● How to complete this task
Output everything in the listing exactly, with no line missing.

● Given data

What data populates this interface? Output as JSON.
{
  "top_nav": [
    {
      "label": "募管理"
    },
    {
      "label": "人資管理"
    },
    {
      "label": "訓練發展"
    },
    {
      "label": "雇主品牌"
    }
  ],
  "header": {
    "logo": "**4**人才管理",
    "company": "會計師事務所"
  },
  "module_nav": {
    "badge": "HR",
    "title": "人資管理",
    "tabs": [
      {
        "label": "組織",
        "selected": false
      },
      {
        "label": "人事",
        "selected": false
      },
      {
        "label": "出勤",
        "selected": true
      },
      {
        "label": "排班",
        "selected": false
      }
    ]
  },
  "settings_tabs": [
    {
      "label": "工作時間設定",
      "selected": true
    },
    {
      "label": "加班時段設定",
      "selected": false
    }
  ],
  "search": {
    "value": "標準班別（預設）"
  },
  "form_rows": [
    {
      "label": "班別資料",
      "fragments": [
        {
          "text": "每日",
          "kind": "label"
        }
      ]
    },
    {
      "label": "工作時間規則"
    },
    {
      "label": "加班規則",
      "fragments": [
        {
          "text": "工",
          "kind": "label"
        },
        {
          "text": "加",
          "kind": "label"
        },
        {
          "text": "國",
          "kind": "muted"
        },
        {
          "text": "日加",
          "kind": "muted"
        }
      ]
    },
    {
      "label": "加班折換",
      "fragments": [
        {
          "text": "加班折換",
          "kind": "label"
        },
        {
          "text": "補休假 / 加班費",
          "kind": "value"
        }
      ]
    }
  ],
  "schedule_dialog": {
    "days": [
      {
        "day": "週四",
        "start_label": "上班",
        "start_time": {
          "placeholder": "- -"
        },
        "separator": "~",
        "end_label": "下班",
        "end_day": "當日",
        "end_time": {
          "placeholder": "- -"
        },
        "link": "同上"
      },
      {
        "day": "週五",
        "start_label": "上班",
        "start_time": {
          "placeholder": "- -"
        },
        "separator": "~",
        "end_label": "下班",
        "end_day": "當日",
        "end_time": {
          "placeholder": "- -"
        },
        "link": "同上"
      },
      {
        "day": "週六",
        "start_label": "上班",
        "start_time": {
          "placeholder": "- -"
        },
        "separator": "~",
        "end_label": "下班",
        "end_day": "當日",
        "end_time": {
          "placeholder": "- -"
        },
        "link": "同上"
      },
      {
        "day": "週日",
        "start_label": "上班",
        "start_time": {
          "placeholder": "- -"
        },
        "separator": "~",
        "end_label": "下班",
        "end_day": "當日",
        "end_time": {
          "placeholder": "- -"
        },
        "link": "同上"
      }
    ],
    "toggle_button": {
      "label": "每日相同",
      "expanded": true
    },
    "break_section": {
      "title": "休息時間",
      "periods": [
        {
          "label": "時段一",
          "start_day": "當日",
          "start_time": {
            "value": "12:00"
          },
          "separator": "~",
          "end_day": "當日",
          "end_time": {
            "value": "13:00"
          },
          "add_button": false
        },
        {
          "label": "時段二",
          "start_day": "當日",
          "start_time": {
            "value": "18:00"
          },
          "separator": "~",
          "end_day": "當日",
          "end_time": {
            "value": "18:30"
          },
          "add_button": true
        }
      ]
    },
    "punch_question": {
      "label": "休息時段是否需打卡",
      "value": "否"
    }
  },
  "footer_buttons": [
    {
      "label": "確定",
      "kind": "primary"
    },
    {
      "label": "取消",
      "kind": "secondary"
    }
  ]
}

● Response to this exercise
What data populates this interface? Output as JSON.
{
  "top_nav": [
    {
      "label": "募管理"
    },
    {
      "label": "人資管理"
    },
    {
      "label": "訓練發展"
    },
    {
      "label": "雇主品牌"
    }
  ],
  "header": {
    "logo": "**4**人才管理",
    "company": "會計師事務所"
  },
  "module_nav": {
    "badge": "HR",
    "title": "人資管理",
    "tabs": [
      {
        "label": "組織",
        "selected": false
      },
      {
        "label": "人事",
        "selected": false
      },
      {
        "label": "出勤",
        "selected": true
      },
      {
        "label": "排班",
        "selected": false
      }
    ]
  },
  "settings_tabs": [
    {
      "label": "工作時間設定",
      "selected": true
    },
    {
      "label": "加班時段設定",
      "selected": false
    }
  ],
  "search": {
    "value": "標準班別（預設）"
  },
  "form_rows": [
    {
      "label": "班別資料",
      "fragments": [
        {
          "text": "每日",
          "kind": "label"
        }
      ]
    },
    {
      "label": "工作時間規則"
    },
    {
      "label": "加班規則",
      "fragments": [
        {
          "text": "工",
          "kind": "label"
        },
        {
          "text": "加",
          "kind": "label"
        },
        {
          "text": "國",
          "kind": "muted"
        },
        {
          "text": "日加",
          "kind": "muted"
        }
      ]
    },
    {
      "label": "加班折換",
      "fragments": [
        {
          "text": "加班折換",
          "kind": "label"
        },
        {
          "text": "補休假 / 加班費",
          "kind": "value"
        }
      ]
    }
  ],
  "schedule_dialog": {
    "days": [
      {
        "day": "週四",
        "start_label": "上班",
        "start_time": {
          "placeholder": "- -"
        },
        "separator": "~",
        "end_label": "下班",
        "end_day": "當日",
        "end_time": {
          "placeholder": "- -"
        },
        "link": "同上"
      },
      {
        "day": "週五",
        "start_label": "上班",
        "start_time": {
          "placeholder": "- -"
        },
        "separator": "~",
        "end_label": "下班",
        "end_day": "當日",
        "end_time": {
          "placeholder": "- -"
        },
        "link": "同上"
      },
      {
        "day": "週六",
        "start_label": "上班",
        "start_time": {
          "placeholder": "- -"
        },
        "separator": "~",
        "end_label": "下班",
        "end_day": "當日",
        "end_time": {
          "placeholder": "- -"
        },
        "link": "同上"
      },
      {
        "day": "週日",
        "start_label": "上班",
        "start_time": {
          "placeholder": "- -"
        },
        "separator": "~",
        "end_label": "下班",
        "end_day": "當日",
        "end_time": {
          "placeholder": "- -"
        },
        "link": "同上"
      }
    ],
    "toggle_button": {
      "label": "每日相同",
      "expanded": true
    },
    "break_section": {
      "title": "休息時間",
      "periods": [
        {
          "label": "時段一",
          "start_day": "當日",
          "start_time": {
            "value": "12:00"
          },
          "separator": "~",
          "end_day": "當日",
          "end_time": {
            "value": "13:00"
          },
          "add_button": false
        },
        {
          "label": "時段二",
          "start_day": "當日",
          "start_time": {
            "value": "18:00"
          },
          "separator": "~",
          "end_day": "當日",
          "end_time": {
            "value": "18:30"
          },
          "add_button": true
        }
      ]
    },
    "punch_question": {
      "label": "休息時段是否需打卡",
      "value": "否"
    }
  },
  "footer_buttons": [
    {
      "label": "確定",
      "kind": "primary"
    },
    {
      "label": "取消",
      "kind": "secondary"
    }
  ]
}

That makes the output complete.